Birdie no subject

I had to continue the main branch in focus (where the bird was perched) and pay attention to the shadow on the under side. I also had to continue the twigs in the background. It helps that there was a shallow depth of field as a blurry background is easier to manipulate. At first glance I think the bird has been removed well, and you’d not necessarily think that an object was present.

However, with all editing, the longer I look at it, the more faults I see!

I’m not sure I would ever submit an image so edited as the two above. There are numerous articles that debate the importance of ethics in photography – some go so far as to say cropping is wrong. In this day and age manipulation is everywhere, especially on magazine covers. Celebrities are heavily airbrushed and edited. In photojournalism editing is strongly prohibited, and the images retain their originality. The only time I would edit on a large scale would be to produce a piece of art rather than a documented photograph. Or, as seen earlier, to remove unwanted dust specs, scratches, or lens flare.

Exercise: Correction (DPP)

For this exercise we need to find 2 images that will be corrected. One with dust on it, the other with lens flare (polygon flare). Using the software available to us, we are to correct these.

Finally my work path and my academic path have crossed over! I work for a photography company that specialises in iconic photography. On a daily basis I edit images.

(It is worth mentioning at this point that I work only to correct images, rather than alter/manipulate them. This begs the question of what is ethically acceptable and what is not. I remove parts that have been damaged in some way since the original photo was taken, and work to restore it to it’s original condition.)

Some of the pictures we work with go as far back as the 1930s so you can image they can arrive with us in a bad state – dust, scratches, fingerprints, creases, you name it.
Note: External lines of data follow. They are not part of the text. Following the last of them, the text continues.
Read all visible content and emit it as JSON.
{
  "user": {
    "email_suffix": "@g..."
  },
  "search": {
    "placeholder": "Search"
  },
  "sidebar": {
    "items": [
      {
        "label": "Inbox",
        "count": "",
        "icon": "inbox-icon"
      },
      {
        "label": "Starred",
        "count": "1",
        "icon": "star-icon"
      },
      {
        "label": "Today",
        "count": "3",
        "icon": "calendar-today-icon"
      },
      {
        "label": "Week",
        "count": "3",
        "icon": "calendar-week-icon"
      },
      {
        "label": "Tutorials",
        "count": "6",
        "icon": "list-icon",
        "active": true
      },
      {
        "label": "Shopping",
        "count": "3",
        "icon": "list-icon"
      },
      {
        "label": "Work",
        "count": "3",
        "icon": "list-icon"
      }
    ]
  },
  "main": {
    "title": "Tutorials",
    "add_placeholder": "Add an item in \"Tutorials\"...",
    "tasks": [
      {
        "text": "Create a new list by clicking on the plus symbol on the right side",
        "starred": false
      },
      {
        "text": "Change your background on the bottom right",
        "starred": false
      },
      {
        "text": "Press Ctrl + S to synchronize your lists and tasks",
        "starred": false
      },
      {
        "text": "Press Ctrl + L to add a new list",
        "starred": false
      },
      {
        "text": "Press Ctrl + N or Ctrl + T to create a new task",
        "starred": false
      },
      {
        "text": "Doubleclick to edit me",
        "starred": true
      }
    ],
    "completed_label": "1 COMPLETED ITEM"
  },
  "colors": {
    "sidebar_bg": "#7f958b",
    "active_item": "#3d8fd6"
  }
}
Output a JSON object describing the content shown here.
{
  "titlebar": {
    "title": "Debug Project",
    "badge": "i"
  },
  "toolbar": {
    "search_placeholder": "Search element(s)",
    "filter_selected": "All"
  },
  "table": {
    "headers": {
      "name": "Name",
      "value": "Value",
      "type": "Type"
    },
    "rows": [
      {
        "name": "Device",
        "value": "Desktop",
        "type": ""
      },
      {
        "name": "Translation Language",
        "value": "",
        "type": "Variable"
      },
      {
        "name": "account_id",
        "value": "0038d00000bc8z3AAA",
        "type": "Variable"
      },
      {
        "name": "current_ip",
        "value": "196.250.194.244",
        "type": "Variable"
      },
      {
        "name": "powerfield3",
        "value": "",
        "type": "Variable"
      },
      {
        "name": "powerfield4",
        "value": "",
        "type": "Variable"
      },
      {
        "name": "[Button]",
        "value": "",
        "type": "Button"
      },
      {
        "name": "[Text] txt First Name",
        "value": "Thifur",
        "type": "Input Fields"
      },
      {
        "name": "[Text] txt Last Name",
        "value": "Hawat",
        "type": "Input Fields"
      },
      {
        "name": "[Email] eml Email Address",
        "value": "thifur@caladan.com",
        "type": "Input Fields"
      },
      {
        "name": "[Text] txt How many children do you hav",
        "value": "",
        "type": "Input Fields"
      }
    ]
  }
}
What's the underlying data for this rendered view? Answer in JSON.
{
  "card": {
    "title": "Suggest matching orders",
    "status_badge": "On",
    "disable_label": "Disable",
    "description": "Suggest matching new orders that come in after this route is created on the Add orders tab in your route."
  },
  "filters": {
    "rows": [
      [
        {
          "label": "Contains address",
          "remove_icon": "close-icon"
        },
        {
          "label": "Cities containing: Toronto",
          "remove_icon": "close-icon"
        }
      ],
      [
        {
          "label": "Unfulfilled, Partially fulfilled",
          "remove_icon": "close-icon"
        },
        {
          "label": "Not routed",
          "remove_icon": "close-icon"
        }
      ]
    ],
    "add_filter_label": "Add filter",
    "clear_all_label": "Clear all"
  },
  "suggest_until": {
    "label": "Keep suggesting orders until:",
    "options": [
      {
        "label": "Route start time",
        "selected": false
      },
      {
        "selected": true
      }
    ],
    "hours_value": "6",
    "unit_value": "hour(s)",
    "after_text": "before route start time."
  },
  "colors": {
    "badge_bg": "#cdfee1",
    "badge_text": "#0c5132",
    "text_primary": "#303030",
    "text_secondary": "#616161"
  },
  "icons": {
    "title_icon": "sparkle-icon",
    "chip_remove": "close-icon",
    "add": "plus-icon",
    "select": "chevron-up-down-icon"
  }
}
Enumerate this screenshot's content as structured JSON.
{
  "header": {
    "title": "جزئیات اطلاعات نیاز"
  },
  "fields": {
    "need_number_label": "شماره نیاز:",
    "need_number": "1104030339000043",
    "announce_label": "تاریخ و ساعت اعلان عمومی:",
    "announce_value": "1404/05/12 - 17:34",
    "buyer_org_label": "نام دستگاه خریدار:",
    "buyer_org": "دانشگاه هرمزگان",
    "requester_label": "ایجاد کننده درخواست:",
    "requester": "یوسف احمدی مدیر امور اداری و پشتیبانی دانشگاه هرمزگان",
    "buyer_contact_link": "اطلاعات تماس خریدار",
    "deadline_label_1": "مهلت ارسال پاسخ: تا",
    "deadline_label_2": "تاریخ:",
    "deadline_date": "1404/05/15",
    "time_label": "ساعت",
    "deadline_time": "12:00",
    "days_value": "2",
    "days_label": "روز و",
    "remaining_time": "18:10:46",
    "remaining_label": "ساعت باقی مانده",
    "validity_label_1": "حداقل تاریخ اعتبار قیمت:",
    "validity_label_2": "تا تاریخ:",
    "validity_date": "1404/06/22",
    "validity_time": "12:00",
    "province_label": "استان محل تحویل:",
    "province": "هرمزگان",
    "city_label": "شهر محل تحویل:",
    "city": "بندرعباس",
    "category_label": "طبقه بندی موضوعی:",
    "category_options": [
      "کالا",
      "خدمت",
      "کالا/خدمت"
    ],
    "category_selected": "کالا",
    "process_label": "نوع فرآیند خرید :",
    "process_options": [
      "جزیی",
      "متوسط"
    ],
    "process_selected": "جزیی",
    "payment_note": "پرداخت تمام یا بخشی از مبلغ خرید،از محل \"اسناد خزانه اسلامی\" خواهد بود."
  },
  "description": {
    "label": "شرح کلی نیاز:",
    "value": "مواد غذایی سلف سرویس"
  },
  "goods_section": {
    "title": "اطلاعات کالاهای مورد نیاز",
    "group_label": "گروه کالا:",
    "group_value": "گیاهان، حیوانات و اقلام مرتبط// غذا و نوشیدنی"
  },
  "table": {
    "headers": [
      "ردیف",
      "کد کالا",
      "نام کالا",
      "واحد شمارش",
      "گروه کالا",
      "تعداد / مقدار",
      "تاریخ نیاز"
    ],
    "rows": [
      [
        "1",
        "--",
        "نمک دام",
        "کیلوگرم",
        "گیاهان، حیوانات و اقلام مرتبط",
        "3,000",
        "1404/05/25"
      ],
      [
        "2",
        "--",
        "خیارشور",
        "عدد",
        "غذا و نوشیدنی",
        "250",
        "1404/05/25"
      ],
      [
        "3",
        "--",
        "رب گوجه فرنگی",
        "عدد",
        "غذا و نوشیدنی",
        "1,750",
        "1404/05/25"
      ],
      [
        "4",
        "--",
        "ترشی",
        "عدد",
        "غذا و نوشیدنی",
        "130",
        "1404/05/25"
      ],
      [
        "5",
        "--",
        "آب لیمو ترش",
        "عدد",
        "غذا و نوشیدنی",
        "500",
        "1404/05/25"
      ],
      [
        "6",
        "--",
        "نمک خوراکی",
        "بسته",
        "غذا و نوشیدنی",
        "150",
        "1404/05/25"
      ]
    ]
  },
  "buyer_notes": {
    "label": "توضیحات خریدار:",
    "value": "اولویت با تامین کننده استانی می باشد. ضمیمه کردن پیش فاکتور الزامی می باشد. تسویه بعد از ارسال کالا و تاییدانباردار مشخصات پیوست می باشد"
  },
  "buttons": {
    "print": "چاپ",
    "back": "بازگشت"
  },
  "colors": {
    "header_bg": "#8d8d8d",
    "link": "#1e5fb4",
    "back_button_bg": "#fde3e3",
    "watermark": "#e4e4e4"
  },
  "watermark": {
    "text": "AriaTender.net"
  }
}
This type of correction is paramount to my workflow process. I often use software to remove unsightly objects (plane in the sky for example) or flare from my lenses in my personal work.

To emphasise this exercise brief i’ve screen grabbed a recent image of Frank Sinatra I cleaned.

Here’s the original:

Screen Shot 2016-08-10 at 15.44.05

When zoomed in you can see the damage and dust – there’s black specs, white specs, and scratches down his cheek.

Screen Shot 2016-08-10 at 15.44.44

For this kind of clean up I tend to rely heavily on the spot healing tool, and less on the clone tool.

Cleaned image:

Screen Shot 2016-08-10 at 15.45.11

Zoomed in:

Screen Shot 2016-08-10 at 15.45.32

Lens flare, as a general rule, is something I try to avoid for the majority of the time, unless I feel it’s going to add some form of aesthetic value to an image (a crisp ski slope for example, may look creative with lens flare)

Here’s an image I found containing a prominent flare:

Lens flare

As you can see there’s a definite red and green flare to the left of the image. By using the cloning tool and zooming in to 100% I am able to clone the surrounding areas over the flare. It helps that the area is dense woodland as this can hide any minor spots that may be inconsistent  – had the area been a lighter colour it may have been more of a challenge.

Here’s the edited version:

Lens flare corrected